+++ DATASET ENTRIES

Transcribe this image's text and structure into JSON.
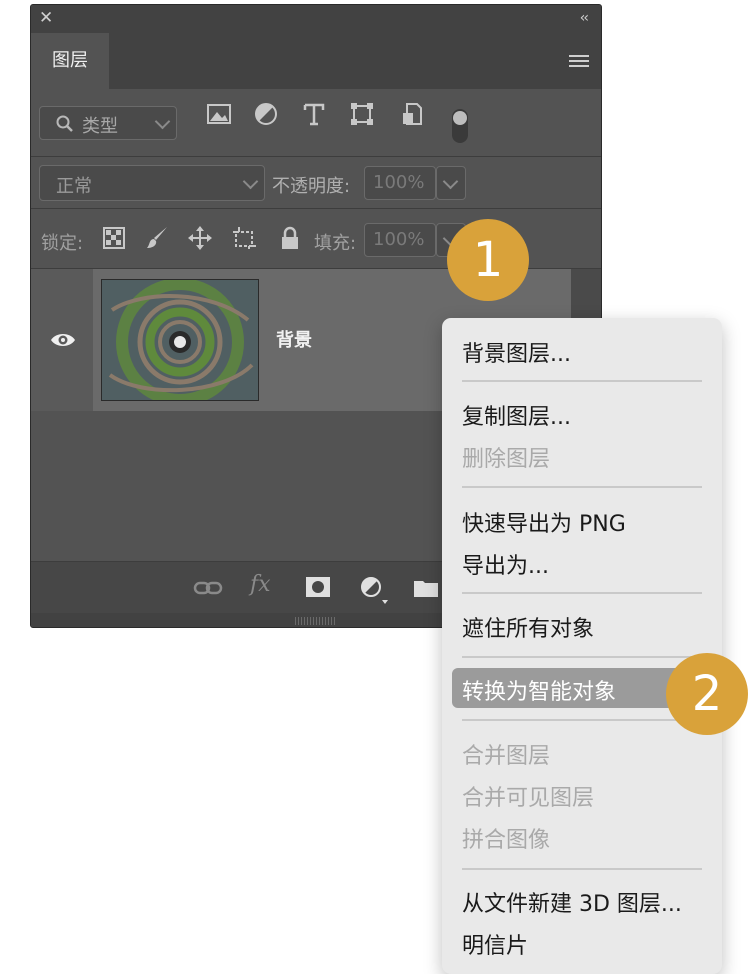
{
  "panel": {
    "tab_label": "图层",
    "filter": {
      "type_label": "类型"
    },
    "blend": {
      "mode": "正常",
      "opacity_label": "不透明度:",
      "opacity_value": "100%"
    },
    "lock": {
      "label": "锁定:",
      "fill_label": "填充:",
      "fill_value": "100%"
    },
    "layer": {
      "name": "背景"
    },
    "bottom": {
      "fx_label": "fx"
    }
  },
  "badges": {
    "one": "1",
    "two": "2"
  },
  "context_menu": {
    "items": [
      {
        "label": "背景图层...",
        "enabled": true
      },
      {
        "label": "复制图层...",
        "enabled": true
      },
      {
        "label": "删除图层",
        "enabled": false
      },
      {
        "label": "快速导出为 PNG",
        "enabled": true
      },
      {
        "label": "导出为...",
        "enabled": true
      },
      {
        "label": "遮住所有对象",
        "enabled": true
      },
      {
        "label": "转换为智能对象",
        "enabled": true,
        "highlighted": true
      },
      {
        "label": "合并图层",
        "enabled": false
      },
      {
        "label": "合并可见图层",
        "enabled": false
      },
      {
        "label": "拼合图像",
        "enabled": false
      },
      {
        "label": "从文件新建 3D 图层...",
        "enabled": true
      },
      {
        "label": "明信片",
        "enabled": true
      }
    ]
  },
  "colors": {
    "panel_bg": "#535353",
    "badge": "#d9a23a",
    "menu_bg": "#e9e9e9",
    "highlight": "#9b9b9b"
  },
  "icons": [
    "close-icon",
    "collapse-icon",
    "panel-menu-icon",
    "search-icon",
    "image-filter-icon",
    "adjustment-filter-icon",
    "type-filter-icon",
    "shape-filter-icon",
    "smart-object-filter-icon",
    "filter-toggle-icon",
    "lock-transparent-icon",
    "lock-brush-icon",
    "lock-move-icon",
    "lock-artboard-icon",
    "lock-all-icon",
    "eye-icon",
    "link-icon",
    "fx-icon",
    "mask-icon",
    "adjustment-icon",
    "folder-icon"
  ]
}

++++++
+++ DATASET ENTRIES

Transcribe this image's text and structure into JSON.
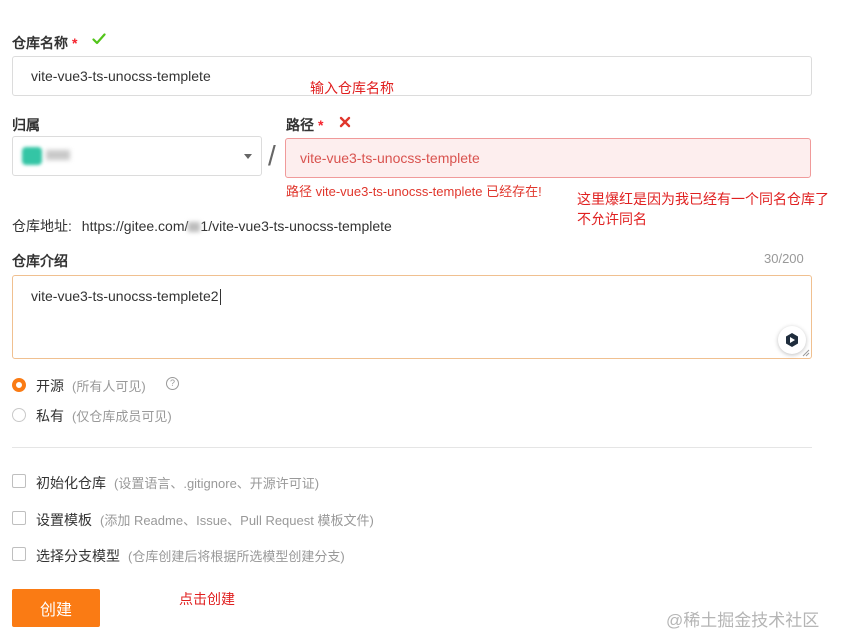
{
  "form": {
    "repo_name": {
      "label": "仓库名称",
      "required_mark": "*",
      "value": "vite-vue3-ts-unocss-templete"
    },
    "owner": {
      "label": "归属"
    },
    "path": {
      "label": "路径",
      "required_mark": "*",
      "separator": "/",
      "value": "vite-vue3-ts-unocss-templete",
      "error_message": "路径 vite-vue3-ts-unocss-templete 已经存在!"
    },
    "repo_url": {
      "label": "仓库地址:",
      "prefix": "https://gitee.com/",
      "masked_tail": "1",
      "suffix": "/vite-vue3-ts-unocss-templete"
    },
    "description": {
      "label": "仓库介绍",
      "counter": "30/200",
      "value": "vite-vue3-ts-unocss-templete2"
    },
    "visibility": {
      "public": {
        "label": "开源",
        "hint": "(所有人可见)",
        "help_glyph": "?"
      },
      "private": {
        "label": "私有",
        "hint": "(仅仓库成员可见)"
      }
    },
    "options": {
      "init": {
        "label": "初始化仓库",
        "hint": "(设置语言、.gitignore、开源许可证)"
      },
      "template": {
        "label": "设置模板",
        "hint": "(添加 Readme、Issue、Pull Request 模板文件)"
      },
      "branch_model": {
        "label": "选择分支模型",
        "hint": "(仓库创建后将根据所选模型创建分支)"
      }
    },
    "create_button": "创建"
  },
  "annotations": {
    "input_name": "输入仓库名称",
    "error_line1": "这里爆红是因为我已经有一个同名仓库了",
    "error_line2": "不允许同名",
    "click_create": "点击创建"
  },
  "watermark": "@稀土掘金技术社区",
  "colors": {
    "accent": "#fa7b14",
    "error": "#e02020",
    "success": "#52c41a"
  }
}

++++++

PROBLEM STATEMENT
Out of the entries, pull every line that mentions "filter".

OUTPUT BELOW
    "filter": {
    "image-filter-icon",
    "adjustment-filter-icon",
    "type-filter-icon",
    "shape-filter-icon",
    "smart-object-filter-icon",
    "filter-toggle-icon",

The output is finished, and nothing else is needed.